10. OUR LIFE IN THE US.

I won’t go into detail here because I’m betting I’ll feel the urge to do a little self-therapy via a blogpost about the things we will be leaving behind come August. But the goodbyes will be many. Grandparents, birthmothers, friends, our Church, the kids’ school, Dockside Pediatrics,Chick-Fil-A, a grocery store that’s fully stocked and 3 minutes from our home, the ability to easily meet up with old friends from the US….the list is endless and I really shouldn’t start, or before you know it I’ll be drinking Sun-Drop like it’s going out of style and eating PTs fries every other day. I can’t think about it.

Dinner with the grands

Seeing friends for a quick weekend in the mountains

Frequent visits from birth grandma Lori.

Dockside Pediatrics

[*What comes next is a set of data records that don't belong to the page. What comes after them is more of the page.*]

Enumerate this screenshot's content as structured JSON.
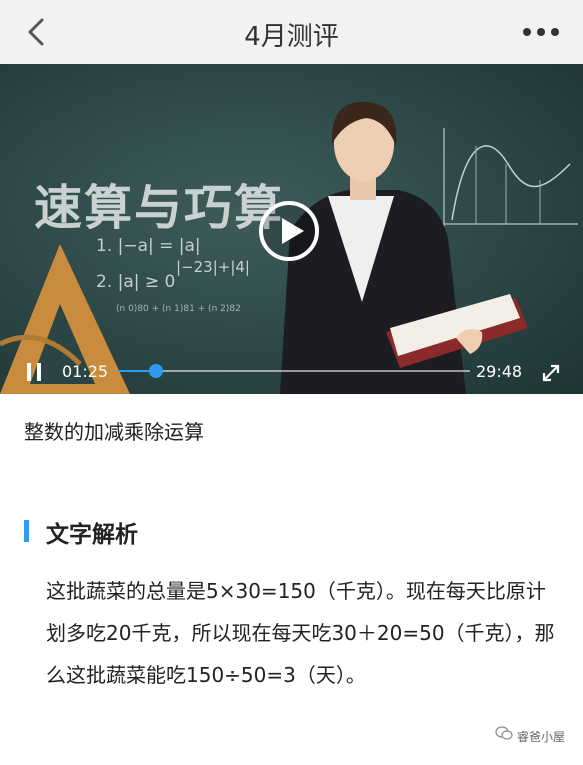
{
  "nav": {
    "title": "4月测评",
    "back_icon": "chevron-left-icon",
    "more_icon": "more-dots-icon"
  },
  "video": {
    "board_title": "速算与巧算",
    "formula_1": "1. |−a| = |a|",
    "formula_2": "|−23|+|4|",
    "formula_3": "2. |a| ≥ 0",
    "formula_4": "(n 0)80 + (n 1)81 + (n 2)82",
    "current_time": "01:25",
    "total_time": "29:48",
    "progress": 0.108
  },
  "video_title": "整数的加减乘除运算",
  "section": {
    "title": "文字解析",
    "accent_color": "#2e9bf0"
  },
  "analysis": "这批蔬菜的总量是5×30=150（千克）。现在每天比原计划多吃20千克，所以现在每天吃30＋20=50（千克），那么这批蔬菜能吃150÷50=3（天）。",
  "watermark": "睿爸小屋"
}
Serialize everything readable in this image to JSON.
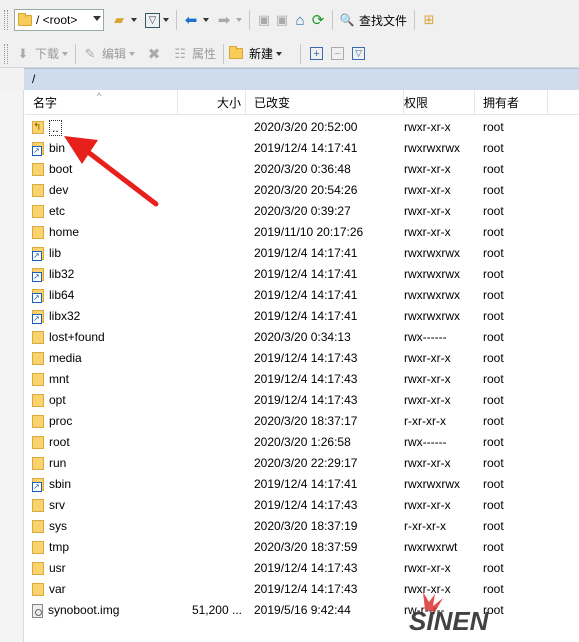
{
  "toolbar": {
    "path_dropdown": "/ <root>",
    "search_files": "查找文件",
    "download": "下载",
    "edit": "编辑",
    "properties": "属性",
    "new": "新建"
  },
  "pathbar": {
    "path": "/"
  },
  "columns": {
    "name": "名字",
    "size": "大小",
    "modified": "已改变",
    "permissions": "权限",
    "owner": "拥有者"
  },
  "files": [
    {
      "name": "..",
      "size": "",
      "modified": "2020/3/20 20:52:00",
      "perm": "rwxr-xr-x",
      "owner": "root",
      "icon": "parent-folder-icon"
    },
    {
      "name": "bin",
      "size": "",
      "modified": "2019/12/4 14:17:41",
      "perm": "rwxrwxrwx",
      "owner": "root",
      "icon": "folder-link-icon"
    },
    {
      "name": "boot",
      "size": "",
      "modified": "2020/3/20 0:36:48",
      "perm": "rwxr-xr-x",
      "owner": "root",
      "icon": "folder-icon"
    },
    {
      "name": "dev",
      "size": "",
      "modified": "2020/3/20 20:54:26",
      "perm": "rwxr-xr-x",
      "owner": "root",
      "icon": "folder-icon"
    },
    {
      "name": "etc",
      "size": "",
      "modified": "2020/3/20 0:39:27",
      "perm": "rwxr-xr-x",
      "owner": "root",
      "icon": "folder-icon"
    },
    {
      "name": "home",
      "size": "",
      "modified": "2019/11/10 20:17:26",
      "perm": "rwxr-xr-x",
      "owner": "root",
      "icon": "folder-icon"
    },
    {
      "name": "lib",
      "size": "",
      "modified": "2019/12/4 14:17:41",
      "perm": "rwxrwxrwx",
      "owner": "root",
      "icon": "folder-link-icon"
    },
    {
      "name": "lib32",
      "size": "",
      "modified": "2019/12/4 14:17:41",
      "perm": "rwxrwxrwx",
      "owner": "root",
      "icon": "folder-link-icon"
    },
    {
      "name": "lib64",
      "size": "",
      "modified": "2019/12/4 14:17:41",
      "perm": "rwxrwxrwx",
      "owner": "root",
      "icon": "folder-link-icon"
    },
    {
      "name": "libx32",
      "size": "",
      "modified": "2019/12/4 14:17:41",
      "perm": "rwxrwxrwx",
      "owner": "root",
      "icon": "folder-link-icon"
    },
    {
      "name": "lost+found",
      "size": "",
      "modified": "2020/3/20 0:34:13",
      "perm": "rwx------",
      "owner": "root",
      "icon": "folder-icon"
    },
    {
      "name": "media",
      "size": "",
      "modified": "2019/12/4 14:17:43",
      "perm": "rwxr-xr-x",
      "owner": "root",
      "icon": "folder-icon"
    },
    {
      "name": "mnt",
      "size": "",
      "modified": "2019/12/4 14:17:43",
      "perm": "rwxr-xr-x",
      "owner": "root",
      "icon": "folder-icon"
    },
    {
      "name": "opt",
      "size": "",
      "modified": "2019/12/4 14:17:43",
      "perm": "rwxr-xr-x",
      "owner": "root",
      "icon": "folder-icon"
    },
    {
      "name": "proc",
      "size": "",
      "modified": "2020/3/20 18:37:17",
      "perm": "r-xr-xr-x",
      "owner": "root",
      "icon": "folder-icon"
    },
    {
      "name": "root",
      "size": "",
      "modified": "2020/3/20 1:26:58",
      "perm": "rwx------",
      "owner": "root",
      "icon": "folder-icon"
    },
    {
      "name": "run",
      "size": "",
      "modified": "2020/3/20 22:29:17",
      "perm": "rwxr-xr-x",
      "owner": "root",
      "icon": "folder-icon"
    },
    {
      "name": "sbin",
      "size": "",
      "modified": "2019/12/4 14:17:41",
      "perm": "rwxrwxrwx",
      "owner": "root",
      "icon": "folder-link-icon"
    },
    {
      "name": "srv",
      "size": "",
      "modified": "2019/12/4 14:17:43",
      "perm": "rwxr-xr-x",
      "owner": "root",
      "icon": "folder-icon"
    },
    {
      "name": "sys",
      "size": "",
      "modified": "2020/3/20 18:37:19",
      "perm": "r-xr-xr-x",
      "owner": "root",
      "icon": "folder-icon"
    },
    {
      "name": "tmp",
      "size": "",
      "modified": "2020/3/20 18:37:59",
      "perm": "rwxrwxrwt",
      "owner": "root",
      "icon": "folder-icon"
    },
    {
      "name": "usr",
      "size": "",
      "modified": "2019/12/4 14:17:43",
      "perm": "rwxr-xr-x",
      "owner": "root",
      "icon": "folder-icon"
    },
    {
      "name": "var",
      "size": "",
      "modified": "2019/12/4 14:17:43",
      "perm": "rwxr-xr-x",
      "owner": "root",
      "icon": "folder-icon"
    },
    {
      "name": "synoboot.img",
      "size": "51,200 ...",
      "modified": "2019/5/16 9:42:44",
      "perm": "rw-r--r--",
      "owner": "root",
      "icon": "file-icon"
    }
  ],
  "annotation": {
    "arrow_color": "#e8201c"
  },
  "watermark": {
    "text": "SINEN"
  }
}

Meeting up with med school pals in sunny Florida

How can something be SO exciting one moment and SO painfully sad the next? It calls for a word like bittersweet, only filled with ten times the emotion. The goodbyes we’ve had prepare us for the goodbyes to come. And each time we reunite with friends from any of the many seasons of our life, we are reminded why we continue to do this to ourselves. Goodbyes sure are difficult. I’ve heard it said, “Difficult things aren’t easy, but they’re worth it” and I have to agree.